Start of Block

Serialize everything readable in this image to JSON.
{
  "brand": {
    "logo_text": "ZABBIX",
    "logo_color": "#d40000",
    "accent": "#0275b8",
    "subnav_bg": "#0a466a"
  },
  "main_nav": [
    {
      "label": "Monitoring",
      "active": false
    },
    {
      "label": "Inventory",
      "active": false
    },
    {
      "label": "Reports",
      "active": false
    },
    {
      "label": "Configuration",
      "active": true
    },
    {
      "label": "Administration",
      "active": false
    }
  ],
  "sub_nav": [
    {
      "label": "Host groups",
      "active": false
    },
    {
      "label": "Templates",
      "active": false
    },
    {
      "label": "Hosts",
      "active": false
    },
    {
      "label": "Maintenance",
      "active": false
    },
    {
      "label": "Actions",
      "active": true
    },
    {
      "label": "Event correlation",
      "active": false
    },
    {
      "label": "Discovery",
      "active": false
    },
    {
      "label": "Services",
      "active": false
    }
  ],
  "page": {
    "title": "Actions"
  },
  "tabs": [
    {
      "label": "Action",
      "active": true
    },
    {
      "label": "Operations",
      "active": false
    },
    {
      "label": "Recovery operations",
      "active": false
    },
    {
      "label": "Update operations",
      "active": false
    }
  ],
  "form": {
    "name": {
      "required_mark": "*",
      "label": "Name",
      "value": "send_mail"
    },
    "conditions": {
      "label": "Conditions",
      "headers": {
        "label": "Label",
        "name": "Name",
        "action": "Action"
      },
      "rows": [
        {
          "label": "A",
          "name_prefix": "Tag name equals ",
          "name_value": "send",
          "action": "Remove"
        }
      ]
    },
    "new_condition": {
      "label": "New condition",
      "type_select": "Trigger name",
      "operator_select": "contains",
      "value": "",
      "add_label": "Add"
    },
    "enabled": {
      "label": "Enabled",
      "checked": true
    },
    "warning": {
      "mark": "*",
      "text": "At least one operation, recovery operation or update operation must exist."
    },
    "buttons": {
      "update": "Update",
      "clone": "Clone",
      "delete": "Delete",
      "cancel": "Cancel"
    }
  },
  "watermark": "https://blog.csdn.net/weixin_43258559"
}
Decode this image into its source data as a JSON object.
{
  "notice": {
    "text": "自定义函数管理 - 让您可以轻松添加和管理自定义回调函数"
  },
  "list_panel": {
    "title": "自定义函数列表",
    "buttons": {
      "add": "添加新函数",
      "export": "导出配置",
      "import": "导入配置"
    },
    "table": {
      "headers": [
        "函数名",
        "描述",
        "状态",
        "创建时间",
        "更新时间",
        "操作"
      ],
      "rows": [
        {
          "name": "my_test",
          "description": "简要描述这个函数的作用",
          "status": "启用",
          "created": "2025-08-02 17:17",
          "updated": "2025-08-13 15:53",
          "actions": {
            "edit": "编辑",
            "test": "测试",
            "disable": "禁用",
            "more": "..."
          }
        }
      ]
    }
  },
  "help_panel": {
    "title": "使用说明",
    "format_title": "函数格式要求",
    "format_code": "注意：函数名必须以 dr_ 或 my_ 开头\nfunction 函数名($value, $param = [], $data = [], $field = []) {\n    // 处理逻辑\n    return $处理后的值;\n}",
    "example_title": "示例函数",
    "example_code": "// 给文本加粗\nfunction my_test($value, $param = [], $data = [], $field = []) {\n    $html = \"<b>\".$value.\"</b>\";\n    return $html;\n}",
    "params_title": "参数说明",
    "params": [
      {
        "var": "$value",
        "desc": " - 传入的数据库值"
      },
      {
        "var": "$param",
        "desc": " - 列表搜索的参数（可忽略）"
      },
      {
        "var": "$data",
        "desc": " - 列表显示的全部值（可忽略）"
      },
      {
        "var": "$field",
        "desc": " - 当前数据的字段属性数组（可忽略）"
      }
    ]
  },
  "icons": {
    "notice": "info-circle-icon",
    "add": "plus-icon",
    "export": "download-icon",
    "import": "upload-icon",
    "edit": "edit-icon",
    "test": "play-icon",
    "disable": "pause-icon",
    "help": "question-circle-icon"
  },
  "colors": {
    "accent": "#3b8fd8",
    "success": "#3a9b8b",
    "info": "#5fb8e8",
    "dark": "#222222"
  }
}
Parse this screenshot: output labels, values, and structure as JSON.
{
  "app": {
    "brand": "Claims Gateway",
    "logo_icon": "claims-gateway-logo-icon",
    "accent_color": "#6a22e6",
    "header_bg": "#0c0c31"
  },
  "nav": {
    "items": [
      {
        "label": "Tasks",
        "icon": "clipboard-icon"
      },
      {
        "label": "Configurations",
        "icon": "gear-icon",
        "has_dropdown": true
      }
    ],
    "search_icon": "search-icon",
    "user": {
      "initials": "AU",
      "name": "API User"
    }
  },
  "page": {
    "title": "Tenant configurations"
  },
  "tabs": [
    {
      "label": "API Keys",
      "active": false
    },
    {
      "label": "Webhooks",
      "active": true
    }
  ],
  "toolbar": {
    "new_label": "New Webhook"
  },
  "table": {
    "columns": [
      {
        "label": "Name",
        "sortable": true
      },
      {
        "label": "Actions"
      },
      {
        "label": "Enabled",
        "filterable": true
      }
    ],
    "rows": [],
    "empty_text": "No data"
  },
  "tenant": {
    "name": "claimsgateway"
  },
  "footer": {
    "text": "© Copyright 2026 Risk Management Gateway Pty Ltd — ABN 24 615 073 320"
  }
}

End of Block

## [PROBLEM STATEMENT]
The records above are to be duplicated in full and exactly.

## [SOLUTION]
Serialize everything readable in this image to JSON.
{
  "brand": {
    "logo_text": "ZABBIX",
    "logo_color": "#d40000",
    "accent": "#0275b8",
    "subnav_bg": "#0a466a"
  },
  "main_nav": [
    {
      "label": "Monitoring",
      "active": false
    },
    {
      "label": "Inventory",
      "active": false
    },
    {
      "label": "Reports",
      "active": false
    },
    {
      "label": "Configuration",
      "active": true
    },
    {
      "label": "Administration",
      "active": false
    }
  ],
  "sub_nav": [
    {
      "label": "Host groups",
      "active": false
    },
    {
      "label": "Templates",
      "active": false
    },
    {
      "label": "Hosts",
      "active": false
    },
    {
      "label": "Maintenance",
      "active": false
    },
    {
      "label": "Actions",
      "active": true
    },
    {
      "label": "Event correlation",
      "active": false
    },
    {
      "label": "Discovery",
      "active": false
    },
    {
      "label": "Services",
      "active": false
    }
  ],
  "page": {
    "title": "Actions"
  },
  "tabs": [
    {
      "label": "Action",
      "active": true
    },
    {
      "label": "Operations",
      "active": false
    },
    {
      "label": "Recovery operations",
      "active": false
    },
    {
      "label": "Update operations",
      "active": false
    }
  ],
  "form": {
    "name": {
      "required_mark": "*",
      "label": "Name",
      "value": "send_mail"
    },
    "conditions": {
      "label": "Conditions",
      "headers": {
        "label": "Label",
        "name": "Name",
        "action": "Action"
      },
      "rows": [
        {
          "label": "A",
          "name_prefix": "Tag name equals ",
          "name_value": "send",
          "action": "Remove"
        }
      ]
    },
    "new_condition": {
      "label": "New condition",
      "type_select": "Trigger name",
      "operator_select": "contains",
      "value": "",
      "add_label": "Add"
    },
    "enabled": {
      "label": "Enabled",
      "checked": true
    },
    "warning": {
      "mark": "*",
      "text": "At least one operation, recovery operation or update operation must exist."
    },
    "buttons": {
      "update": "Update",
      "clone": "Clone",
      "delete": "Delete",
      "cancel": "Cancel"
    }
  },
  "watermark": "https://blog.csdn.net/weixin_43258559"
}
Decode this image into its source data as a JSON object.
{
  "notice": {
    "text": "自定义函数管理 - 让您可以轻松添加和管理自定义回调函数"
  },
  "list_panel": {
    "title": "自定义函数列表",
    "buttons": {
      "add": "添加新函数",
      "export": "导出配置",
      "import": "导入配置"
    },
    "table": {
      "headers": [
        "函数名",
        "描述",
        "状态",
        "创建时间",
        "更新时间",
        "操作"
      ],
      "rows": [
        {
          "name": "my_test",
          "description": "简要描述这个函数的作用",
          "status": "启用",
          "created": "2025-08-02 17:17",
          "updated": "2025-08-13 15:53",
          "actions": {
            "edit": "编辑",
            "test": "测试",
            "disable": "禁用",
            "more": "..."
          }
        }
      ]
    }
  },
  "help_panel": {
    "title": "使用说明",
    "format_title": "函数格式要求",
    "format_code": "注意：函数名必须以 dr_ 或 my_ 开头\nfunction 函数名($value, $param = [], $data = [], $field = []) {\n    // 处理逻辑\n    return $处理后的值;\n}",
    "example_title": "示例函数",
    "example_code": "// 给文本加粗\nfunction my_test($value, $param = [], $data = [], $field = []) {\n    $html = \"<b>\".$value.\"</b>\";\n    return $html;\n}",
    "params_title": "参数说明",
    "params": [
      {
        "var": "$value",
        "desc": " - 传入的数据库值"
      },
      {
        "var": "$param",
        "desc": " - 列表搜索的参数（可忽略）"
      },
      {
        "var": "$data",
        "desc": " - 列表显示的全部值（可忽略）"
      },
      {
        "var": "$field",
        "desc": " - 当前数据的字段属性数组（可忽略）"
      }
    ]
  },
  "icons": {
    "notice": "info-circle-icon",
    "add": "plus-icon",
    "export": "download-icon",
    "import": "upload-icon",
    "edit": "edit-icon",
    "test": "play-icon",
    "disable": "pause-icon",
    "help": "question-circle-icon"
  },
  "colors": {
    "accent": "#3b8fd8",
    "success": "#3a9b8b",
    "info": "#5fb8e8",
    "dark": "#222222"
  }
}
Parse this screenshot: output labels, values, and structure as JSON.
{
  "app": {
    "brand": "Claims Gateway",
    "logo_icon": "claims-gateway-logo-icon",
    "accent_color": "#6a22e6",
    "header_bg": "#0c0c31"
  },
  "nav": {
    "items": [
      {
        "label": "Tasks",
        "icon": "clipboard-icon"
      },
      {
        "label": "Configurations",
        "icon": "gear-icon",
        "has_dropdown": true
      }
    ],
    "search_icon": "search-icon",
    "user": {
      "initials": "AU",
      "name": "API User"
    }
  },
  "page": {
    "title": "Tenant configurations"
  },
  "tabs": [
    {
      "label": "API Keys",
      "active": false
    },
    {
      "label": "Webhooks",
      "active": true
    }
  ],
  "toolbar": {
    "new_label": "New Webhook"
  },
  "table": {
    "columns": [
      {
        "label": "Name",
        "sortable": true
      },
      {
        "label": "Actions"
      },
      {
        "label": "Enabled",
        "filterable": true
      }
    ],
    "rows": [],
    "empty_text": "No data"
  },
  "tenant": {
    "name": "claimsgateway"
  },
  "footer": {
    "text": "© Copyright 2026 Risk Management Gateway Pty Ltd — ABN 24 615 073 320"
  }
}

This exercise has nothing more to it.